On the business side, we elected a new Regional Coordinator, Rita Baker-Schmidt, and a new Treasurer, Peggy Maxson.
”The profession, either navy or army, is its own justification. It has every thing in its favour; heroism, danger, bustle, fashion. Soldiers and sailors are always acceptable in society. Nobody can wonder that men are soldiers and sailors.” —Mary Crawford, Mansfield Park
, Volume I, Chapter XI
July 2014: Our Saturday, July 26, meeting gave us a historical glimpse at life in the Royal Navy, the Navy’s role in the Battle of Baltimore and their links to our beloved Miss Austen. The year was both the 200th anniversary of the publication of Mansfield Park and the bicentennial of the bombing of Fort McHenry, and we commemorated both.
The meeting started out at Hull Street Blues Cafe. Named after Isaac Hull, Captain of the frigate USS Constitution and darling of the American fleet, the historic Hull Street Blues was a ship’s chandlery (a store specializing in ship’s supplies) before it was converted to a tavern in 1889.

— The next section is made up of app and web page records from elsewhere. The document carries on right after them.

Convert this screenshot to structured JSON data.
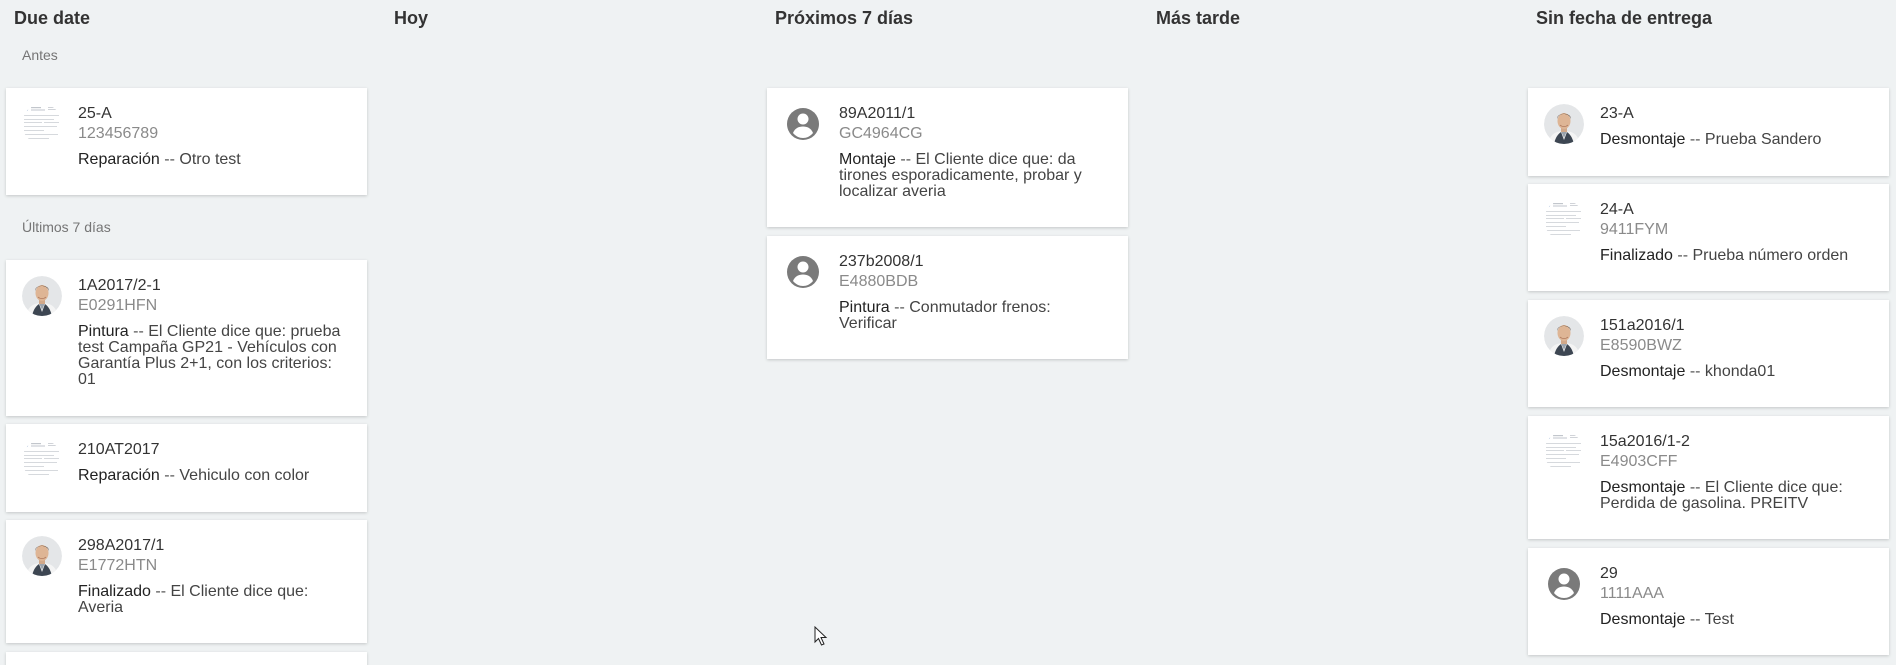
{
  "columns": {
    "due_date": "Due date",
    "hoy": "Hoy",
    "proximos": "Próximos 7 días",
    "mas_tarde": "Más tarde",
    "sin_fecha": "Sin fecha de entrega"
  },
  "sections": {
    "antes": "Antes",
    "ultimos": "Últimos 7 días"
  },
  "separator": " -- ",
  "cards": {
    "c1": {
      "id": "25-A",
      "plate": "123456789",
      "type": "Reparación",
      "desc": "Otro test",
      "avatar": "document-thumbnail"
    },
    "c2": {
      "id": "1A2017/2-1",
      "plate": "E0291HFN",
      "type": "Pintura",
      "desc": "El Cliente dice que: prueba test Campaña GP21 - Vehículos con Garantía Plus 2+1, con los criterios: 01",
      "avatar": "person-photo"
    },
    "c3": {
      "id": "210AT2017",
      "type": "Reparación",
      "desc": "Vehiculo con color",
      "avatar": "document-thumbnail"
    },
    "c4": {
      "id": "298A2017/1",
      "plate": "E1772HTN",
      "type": "Finalizado",
      "desc": "El Cliente dice que: Averia",
      "avatar": "person-photo"
    },
    "c5": {
      "id": "89A2011/1",
      "plate": "GC4964CG",
      "type": "Montaje",
      "desc": "El Cliente dice que: da tirones esporadicamente, probar y localizar averia",
      "avatar": "account-circle-icon"
    },
    "c6": {
      "id": "237b2008/1",
      "plate": "E4880BDB",
      "type": "Pintura",
      "desc": "Conmutador frenos: Verificar",
      "avatar": "account-circle-icon"
    },
    "c7": {
      "id": "23-A",
      "type": "Desmontaje",
      "desc": "Prueba Sandero",
      "avatar": "person-photo"
    },
    "c8": {
      "id": "24-A",
      "plate": "9411FYM",
      "type": "Finalizado",
      "desc": "Prueba número orden",
      "avatar": "document-thumbnail"
    },
    "c9": {
      "id": "151a2016/1",
      "plate": "E8590BWZ",
      "type": "Desmontaje",
      "desc": "khonda01",
      "avatar": "person-photo"
    },
    "c10": {
      "id": "15a2016/1-2",
      "plate": "E4903CFF",
      "type": "Desmontaje",
      "desc": "El Cliente dice que: Perdida de gasolina. PREITV",
      "avatar": "document-thumbnail"
    },
    "c11": {
      "id": "29",
      "plate": "1111AAA",
      "type": "Desmontaje",
      "desc": "Test",
      "avatar": "account-circle-icon"
    }
  }
}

From there we proceeded down the point to Fort McHenry for an exclusive lecture by one of the park’s historians, Ranger Vince. We were treated to an amazing and in-depth talk on what it was like to be a sailor in the British Navy, Austen personal and literary connections to the Navy, and the role the British Navy played in the Battle of Baltimore. Afterward, many of our members took the opportunity to tour the fort.
“The person, be it gentleman or lady, who has not pleasure in a good novel, must be intolerably stupid.” —Jane Austen
December 2013: Our Sunday, December 15, meeting took place in the Formal Lounge in Doyle Hall at Notre Dame of Maryland University and featured mystery author Tracy Kiely. Her books include Murder at Longbourn, Murder on the Bride’s Side, Murder Most Persuasive and Murder Most Austen. Much like her books, Ms. Kiely’s talk was interesting and witty. No wonder she was named a finalist for the Mary Higgins Clark Award.
Jane Austen has inspired countless writers to set pen to paper (or fingers to keyboard). The results, both scholarly and easy reading, bulge our bookshelves and cram our Kindles. But which are worth recommending to our fellow Janeites? At this meeting, our own members took the stage to review Austen-inspired books and helped us separate the Darcys from the Wickhams.
We had a lovely tea at Goucher College’s Athenaeum, caught the college’s “Pride and Prejudice: A 200-Year Affair” exhibition and even had a peek inside the Alberta and Henry Burke Jane Austen Collection.
The pianoforte played a supporting role in many of Austen’s novels. WBJC classical music host Mark Malinowski shared with us some insights on how Austen used the instrument to evoke emotions of sorrow, deceit, love and affection.
The day was an extra special one for JASNA Maryland, because we got to honor one of our longest serving members and then treasurer, Rena Kelly. Rena was surprised with a basket of gifts, a tiara and a proclamation from the Mayor of the City of Baltimore announcing December 1, 2012, to be “Rena Kelly Day”! We also got to hear a brief history of Rena’s life story as written by her son, Eugene.
Lunch and festivities took place in the Hamptons Dinning Room at the Royal Sonesta Harbor Court in Baltimore.
Our members gathered on the grounds of the Patapsco Female Institute Ruins in Ellicott City to see the Chesapeake Shakespeare Company perform Pride and Prejudice
on Sunday, June 24. Pre-show activities included music, English line dancing, a costume booth and a swordfighting display.
Our group was also treated to a pre-show panel titled “Kitty and Lydia: Mischief and Merriment,” moderated by Polly Bart. The discussion included JASNA members Mark Turner and Karen Hornig as well as the actresses portraying Kitty and Lydia in the show, Jana Stambaugh and Rachael Jacobs.